      It was discovered in (actually, discovered much earlier but acknowledged in) October 2010, thus the difference between the two worlds is that folks who discover Linux bugs tend not to share them with anyone but the vendor, and the folks who discover Windows bugs tells everyone and their dog, before even notifying Microsoft. Interestingly, often the same folks in both cases.

      Thus, there's nothing wrong with our world. There's something wrong with the mindset of the white-hats.

      • Re: (Score:3, Informative)

        by Anonymous Coward

        Except that here back in reality we have multitudes of real, published news stories about the building animosity between MS and whitehats who try to disclose bugs that MS doesn't care about and/or recognize, or possibly just ignore until they get around to it. There's problem #1 with your argument.

      • by SmallFurryCreature ( 593017 ) on Tuesday February 15, 2011 @11:30PM (#35217616) Journal

        Except for the countless times that people have disclosed security problems to MS, found that MS didn't give a toss and finally after months release it to the public because if THEY know it, some one else might ALSO know it and be exploiting it.

        But I guess a MS fanboy truly believes ignorance is bliss.

        • FOSS projects have the same mentality sometimes. I sometimes come across bugs that are marked WNF by the project maintainers.
    • by smash ( 1351 )
      Notice how the bug is not present in FreeBSD?
  • Isn't the krb5 package supplied from upstream? Could this affect other distributions?
  • ftfa (Score:5, Informative)

    by Lehk228 ( 705449 ) on Tuesday February 15, 2011 @09:06PM (#35216778) Journal
    Keiichi Mori discovered that the MIT krb5 KDC database propagation daemon (kpropd) is vulnerable to a denial of service attack due to improper logic when a worker child process exited because of invalid network input.

    Kevin Longfellow and others discovered that the MIT krb5 Key Distribution Center (KDC) daemon is vulnerable to denial of service attacks when using an LDAP back end due to improper handling of network input.

    certainly not a good thing, but this isn't a remote hole
    • by ehntoo ( 1692256 )
      The title may be a wee bit misleading, but I don't see anything other than your post mentioning anything about a "hole".
      • by Lehk228 ( 705449 )
        more to clarify for anyone skimming the thread without RTFA that, as of yet anyways, there is no means to compromise a machine with this.
  • by seifried ( 12921 ) on Tuesday February 15, 2011 @09:55PM (#35217098) Homepage

    This is a Kerberos (server side) issue affecting vendors shipping Kerberos, not an Ubuntu specific issue.
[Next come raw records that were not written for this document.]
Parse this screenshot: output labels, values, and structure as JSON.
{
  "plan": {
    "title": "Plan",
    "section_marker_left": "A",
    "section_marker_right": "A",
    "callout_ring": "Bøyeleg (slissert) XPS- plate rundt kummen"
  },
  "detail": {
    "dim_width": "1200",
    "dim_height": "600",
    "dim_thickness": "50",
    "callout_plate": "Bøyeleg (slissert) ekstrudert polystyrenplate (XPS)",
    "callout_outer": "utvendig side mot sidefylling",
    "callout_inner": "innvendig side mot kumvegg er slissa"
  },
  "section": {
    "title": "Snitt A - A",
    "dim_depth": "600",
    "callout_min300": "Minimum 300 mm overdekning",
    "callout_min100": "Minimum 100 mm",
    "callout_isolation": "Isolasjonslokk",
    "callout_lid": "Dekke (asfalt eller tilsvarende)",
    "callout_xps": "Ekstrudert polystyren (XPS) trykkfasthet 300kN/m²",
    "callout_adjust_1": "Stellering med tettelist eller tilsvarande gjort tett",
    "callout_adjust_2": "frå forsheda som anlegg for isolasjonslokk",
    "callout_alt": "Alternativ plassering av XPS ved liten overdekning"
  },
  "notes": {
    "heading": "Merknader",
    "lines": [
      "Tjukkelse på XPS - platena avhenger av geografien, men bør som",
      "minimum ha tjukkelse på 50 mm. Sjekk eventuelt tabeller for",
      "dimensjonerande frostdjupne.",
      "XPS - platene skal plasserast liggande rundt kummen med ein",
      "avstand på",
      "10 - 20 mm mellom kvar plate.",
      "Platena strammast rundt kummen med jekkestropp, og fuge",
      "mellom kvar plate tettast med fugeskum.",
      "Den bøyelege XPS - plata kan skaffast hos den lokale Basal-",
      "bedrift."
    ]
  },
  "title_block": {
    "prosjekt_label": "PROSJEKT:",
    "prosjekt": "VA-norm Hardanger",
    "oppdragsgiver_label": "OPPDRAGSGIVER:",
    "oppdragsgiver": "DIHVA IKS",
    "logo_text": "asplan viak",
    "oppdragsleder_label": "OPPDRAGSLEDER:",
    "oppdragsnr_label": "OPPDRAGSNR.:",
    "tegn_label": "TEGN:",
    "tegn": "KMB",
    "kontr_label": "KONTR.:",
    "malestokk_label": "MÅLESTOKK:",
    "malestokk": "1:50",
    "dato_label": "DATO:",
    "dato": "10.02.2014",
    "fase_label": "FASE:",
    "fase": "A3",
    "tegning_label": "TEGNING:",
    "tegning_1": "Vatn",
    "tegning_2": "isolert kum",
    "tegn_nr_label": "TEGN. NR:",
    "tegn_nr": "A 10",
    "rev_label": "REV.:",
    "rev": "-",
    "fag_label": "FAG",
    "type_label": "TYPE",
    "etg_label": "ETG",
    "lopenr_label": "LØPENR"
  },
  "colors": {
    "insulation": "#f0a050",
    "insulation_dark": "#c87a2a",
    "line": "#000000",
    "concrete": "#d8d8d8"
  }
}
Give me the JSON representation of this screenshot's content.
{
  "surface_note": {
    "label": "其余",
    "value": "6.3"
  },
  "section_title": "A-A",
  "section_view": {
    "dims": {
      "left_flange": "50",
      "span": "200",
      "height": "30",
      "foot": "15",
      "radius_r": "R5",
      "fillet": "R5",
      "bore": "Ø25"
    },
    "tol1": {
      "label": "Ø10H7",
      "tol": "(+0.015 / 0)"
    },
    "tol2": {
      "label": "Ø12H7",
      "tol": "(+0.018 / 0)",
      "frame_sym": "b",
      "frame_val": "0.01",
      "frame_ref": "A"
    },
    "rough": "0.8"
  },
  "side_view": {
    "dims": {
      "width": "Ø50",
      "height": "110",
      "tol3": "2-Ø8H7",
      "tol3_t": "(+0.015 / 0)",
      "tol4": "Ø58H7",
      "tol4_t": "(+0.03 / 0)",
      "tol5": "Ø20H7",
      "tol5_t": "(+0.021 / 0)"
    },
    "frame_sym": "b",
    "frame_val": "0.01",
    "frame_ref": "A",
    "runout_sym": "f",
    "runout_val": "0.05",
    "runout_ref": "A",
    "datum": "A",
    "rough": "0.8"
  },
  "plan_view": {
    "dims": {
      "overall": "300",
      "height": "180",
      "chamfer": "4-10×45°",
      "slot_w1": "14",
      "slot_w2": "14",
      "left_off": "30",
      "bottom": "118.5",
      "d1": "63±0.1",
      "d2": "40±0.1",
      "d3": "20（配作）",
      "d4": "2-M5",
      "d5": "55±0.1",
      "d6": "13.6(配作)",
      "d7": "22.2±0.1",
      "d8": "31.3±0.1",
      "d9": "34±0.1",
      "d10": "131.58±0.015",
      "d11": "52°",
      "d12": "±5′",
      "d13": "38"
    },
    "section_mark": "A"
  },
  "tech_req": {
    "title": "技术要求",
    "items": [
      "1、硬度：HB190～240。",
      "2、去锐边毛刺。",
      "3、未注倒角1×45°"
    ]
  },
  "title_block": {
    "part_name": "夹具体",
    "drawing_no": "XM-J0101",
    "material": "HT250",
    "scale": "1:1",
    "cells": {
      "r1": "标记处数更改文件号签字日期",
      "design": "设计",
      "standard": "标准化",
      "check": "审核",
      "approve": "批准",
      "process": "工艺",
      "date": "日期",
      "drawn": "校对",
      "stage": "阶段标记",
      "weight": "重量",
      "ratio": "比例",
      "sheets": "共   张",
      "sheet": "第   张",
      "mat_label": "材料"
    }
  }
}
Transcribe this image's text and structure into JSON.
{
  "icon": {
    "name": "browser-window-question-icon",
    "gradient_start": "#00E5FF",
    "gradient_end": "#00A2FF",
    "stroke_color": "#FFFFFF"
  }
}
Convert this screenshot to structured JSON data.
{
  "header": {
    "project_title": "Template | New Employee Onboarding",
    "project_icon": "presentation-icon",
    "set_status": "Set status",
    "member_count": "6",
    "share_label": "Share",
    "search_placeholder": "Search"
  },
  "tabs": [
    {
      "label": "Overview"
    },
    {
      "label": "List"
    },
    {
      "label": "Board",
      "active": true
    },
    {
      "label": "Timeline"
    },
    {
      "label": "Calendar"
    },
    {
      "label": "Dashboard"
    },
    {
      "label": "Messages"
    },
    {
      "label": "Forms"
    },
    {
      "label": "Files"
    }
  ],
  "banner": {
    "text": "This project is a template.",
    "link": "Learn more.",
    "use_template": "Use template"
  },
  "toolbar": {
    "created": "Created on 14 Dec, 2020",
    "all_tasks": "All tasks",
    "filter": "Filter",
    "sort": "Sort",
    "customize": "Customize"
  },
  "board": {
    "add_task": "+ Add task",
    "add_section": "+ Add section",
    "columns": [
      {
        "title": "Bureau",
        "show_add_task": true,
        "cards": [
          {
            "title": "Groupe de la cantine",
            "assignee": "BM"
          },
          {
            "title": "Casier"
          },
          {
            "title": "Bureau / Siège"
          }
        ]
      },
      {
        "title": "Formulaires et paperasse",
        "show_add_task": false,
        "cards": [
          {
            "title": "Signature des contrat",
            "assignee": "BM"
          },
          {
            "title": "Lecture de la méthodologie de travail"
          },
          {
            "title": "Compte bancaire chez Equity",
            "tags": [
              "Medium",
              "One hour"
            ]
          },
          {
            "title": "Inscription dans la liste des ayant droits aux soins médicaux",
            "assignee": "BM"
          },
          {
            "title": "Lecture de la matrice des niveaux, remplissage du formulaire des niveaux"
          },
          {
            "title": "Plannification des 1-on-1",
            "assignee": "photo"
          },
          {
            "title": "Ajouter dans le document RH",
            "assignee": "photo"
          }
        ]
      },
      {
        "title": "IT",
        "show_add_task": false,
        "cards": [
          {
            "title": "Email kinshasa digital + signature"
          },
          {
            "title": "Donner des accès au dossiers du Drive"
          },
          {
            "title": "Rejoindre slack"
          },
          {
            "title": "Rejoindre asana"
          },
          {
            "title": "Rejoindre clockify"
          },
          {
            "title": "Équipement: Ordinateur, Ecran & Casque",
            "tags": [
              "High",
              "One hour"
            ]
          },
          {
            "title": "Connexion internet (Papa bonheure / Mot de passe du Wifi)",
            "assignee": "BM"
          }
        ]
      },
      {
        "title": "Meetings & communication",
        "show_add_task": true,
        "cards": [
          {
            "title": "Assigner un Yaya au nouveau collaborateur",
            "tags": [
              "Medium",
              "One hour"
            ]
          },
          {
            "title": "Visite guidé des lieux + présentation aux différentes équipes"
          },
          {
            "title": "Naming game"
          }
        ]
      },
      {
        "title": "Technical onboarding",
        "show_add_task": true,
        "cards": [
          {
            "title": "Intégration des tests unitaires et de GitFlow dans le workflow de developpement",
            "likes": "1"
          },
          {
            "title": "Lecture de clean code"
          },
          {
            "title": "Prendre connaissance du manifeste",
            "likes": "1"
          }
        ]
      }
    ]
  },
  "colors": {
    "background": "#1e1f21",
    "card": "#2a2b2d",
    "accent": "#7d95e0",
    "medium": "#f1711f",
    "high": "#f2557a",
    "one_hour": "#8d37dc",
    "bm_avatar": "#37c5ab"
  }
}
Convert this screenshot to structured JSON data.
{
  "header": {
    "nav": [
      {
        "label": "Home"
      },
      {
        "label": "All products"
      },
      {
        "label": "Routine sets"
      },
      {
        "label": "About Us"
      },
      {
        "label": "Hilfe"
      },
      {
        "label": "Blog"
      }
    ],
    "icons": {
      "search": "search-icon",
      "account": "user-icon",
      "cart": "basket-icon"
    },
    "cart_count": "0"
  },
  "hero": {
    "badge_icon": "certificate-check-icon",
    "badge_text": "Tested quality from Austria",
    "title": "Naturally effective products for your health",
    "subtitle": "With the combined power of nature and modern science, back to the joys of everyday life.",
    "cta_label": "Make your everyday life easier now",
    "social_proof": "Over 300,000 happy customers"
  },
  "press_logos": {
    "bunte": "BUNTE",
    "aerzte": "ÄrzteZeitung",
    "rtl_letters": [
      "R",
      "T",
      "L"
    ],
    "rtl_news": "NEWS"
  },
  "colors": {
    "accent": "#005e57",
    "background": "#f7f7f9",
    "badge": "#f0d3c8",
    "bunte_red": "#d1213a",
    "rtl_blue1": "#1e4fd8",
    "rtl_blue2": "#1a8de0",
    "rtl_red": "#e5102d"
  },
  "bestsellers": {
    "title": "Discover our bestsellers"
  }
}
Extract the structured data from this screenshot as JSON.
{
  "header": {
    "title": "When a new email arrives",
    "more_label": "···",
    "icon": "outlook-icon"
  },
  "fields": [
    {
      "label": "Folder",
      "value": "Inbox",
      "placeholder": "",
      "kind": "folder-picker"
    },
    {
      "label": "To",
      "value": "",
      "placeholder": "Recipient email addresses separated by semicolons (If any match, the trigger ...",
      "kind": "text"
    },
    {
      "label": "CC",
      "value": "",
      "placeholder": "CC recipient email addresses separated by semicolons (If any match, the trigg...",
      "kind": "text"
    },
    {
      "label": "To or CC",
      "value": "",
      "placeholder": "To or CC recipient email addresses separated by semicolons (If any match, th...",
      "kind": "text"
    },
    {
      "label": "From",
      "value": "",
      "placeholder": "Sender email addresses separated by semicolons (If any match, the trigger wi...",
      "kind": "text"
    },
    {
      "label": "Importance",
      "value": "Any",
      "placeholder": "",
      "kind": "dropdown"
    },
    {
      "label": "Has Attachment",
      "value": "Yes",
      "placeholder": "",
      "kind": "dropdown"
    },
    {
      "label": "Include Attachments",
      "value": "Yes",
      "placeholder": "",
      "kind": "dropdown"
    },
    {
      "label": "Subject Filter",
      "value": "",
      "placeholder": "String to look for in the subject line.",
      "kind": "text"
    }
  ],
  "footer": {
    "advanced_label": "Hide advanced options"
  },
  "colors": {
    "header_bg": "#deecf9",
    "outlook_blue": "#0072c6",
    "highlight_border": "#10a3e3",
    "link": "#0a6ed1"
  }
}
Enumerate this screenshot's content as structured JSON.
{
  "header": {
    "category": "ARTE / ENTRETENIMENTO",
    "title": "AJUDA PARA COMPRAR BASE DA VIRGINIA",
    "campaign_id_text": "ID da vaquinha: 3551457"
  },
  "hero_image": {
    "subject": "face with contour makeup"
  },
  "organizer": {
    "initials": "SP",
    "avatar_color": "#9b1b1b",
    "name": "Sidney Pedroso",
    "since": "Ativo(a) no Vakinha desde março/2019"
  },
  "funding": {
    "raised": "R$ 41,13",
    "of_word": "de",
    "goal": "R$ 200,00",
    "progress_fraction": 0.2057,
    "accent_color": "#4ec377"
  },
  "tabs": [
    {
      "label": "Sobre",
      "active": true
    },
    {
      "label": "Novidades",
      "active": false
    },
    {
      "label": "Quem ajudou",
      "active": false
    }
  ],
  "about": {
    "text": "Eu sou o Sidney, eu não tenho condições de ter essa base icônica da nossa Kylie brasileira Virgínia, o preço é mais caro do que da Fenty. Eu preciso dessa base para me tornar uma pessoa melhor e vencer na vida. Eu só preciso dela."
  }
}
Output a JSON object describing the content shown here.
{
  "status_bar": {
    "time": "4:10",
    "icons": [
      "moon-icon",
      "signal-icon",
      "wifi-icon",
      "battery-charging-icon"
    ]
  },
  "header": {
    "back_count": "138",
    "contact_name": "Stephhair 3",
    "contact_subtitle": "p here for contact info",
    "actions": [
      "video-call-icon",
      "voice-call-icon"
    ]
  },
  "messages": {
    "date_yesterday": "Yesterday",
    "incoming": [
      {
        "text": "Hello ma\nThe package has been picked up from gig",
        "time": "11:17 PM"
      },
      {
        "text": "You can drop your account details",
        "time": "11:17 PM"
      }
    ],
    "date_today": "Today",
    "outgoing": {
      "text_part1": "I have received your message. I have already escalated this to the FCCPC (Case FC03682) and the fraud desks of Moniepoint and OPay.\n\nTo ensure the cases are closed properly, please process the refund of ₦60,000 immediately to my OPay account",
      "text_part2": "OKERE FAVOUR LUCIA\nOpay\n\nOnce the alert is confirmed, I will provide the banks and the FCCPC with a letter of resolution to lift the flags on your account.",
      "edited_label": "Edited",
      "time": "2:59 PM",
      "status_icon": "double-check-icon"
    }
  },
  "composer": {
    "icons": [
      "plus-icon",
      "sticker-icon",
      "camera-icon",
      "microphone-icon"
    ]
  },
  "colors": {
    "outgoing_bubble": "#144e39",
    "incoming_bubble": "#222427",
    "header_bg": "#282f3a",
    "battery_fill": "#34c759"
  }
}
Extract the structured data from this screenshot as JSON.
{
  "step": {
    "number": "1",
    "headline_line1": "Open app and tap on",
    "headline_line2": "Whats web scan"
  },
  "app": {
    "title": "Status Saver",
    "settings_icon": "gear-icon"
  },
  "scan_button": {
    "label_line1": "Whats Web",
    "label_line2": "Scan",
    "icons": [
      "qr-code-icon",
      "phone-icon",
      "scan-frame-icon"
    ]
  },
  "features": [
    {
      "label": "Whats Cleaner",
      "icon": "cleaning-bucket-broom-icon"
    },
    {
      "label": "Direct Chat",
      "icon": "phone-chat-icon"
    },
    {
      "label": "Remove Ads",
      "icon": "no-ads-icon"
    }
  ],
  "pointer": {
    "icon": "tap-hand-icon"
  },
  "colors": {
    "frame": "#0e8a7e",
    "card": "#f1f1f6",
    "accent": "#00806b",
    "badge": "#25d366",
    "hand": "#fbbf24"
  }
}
All 4 of the issues are denial of service only (which is bad for authentication infrastructure since you can basically prevent everyone from getting any work done). Nothing to get terribly worked up about. [] []

  • That was my first thought, anyway. Silly letter-versions.

  • Just installed the patches. Nicely, nicely quickstuff.

    • I installed the patches before the article came out. Ubuntu has many failings, but time to first patch ain't one of them. Yes, I'm looking at you, Microsoft.

  • This is news? (Score:3, Informative)

    by mr_lizard13 ( 882373 ) on Wednesday February 16, 2011 @04:44AM (#35218868)
    Bug in software. Update fixes bug.

    Doesn't this happen all the time?
  • The update was pushed to Automatic Updates and I installed it yesterday. Did a Windows fan-boy got just a bit too excited to see a Linux Vulnerability?

Who goeth a-borrowing goeth a-sorrowing. -- Thomas Tusser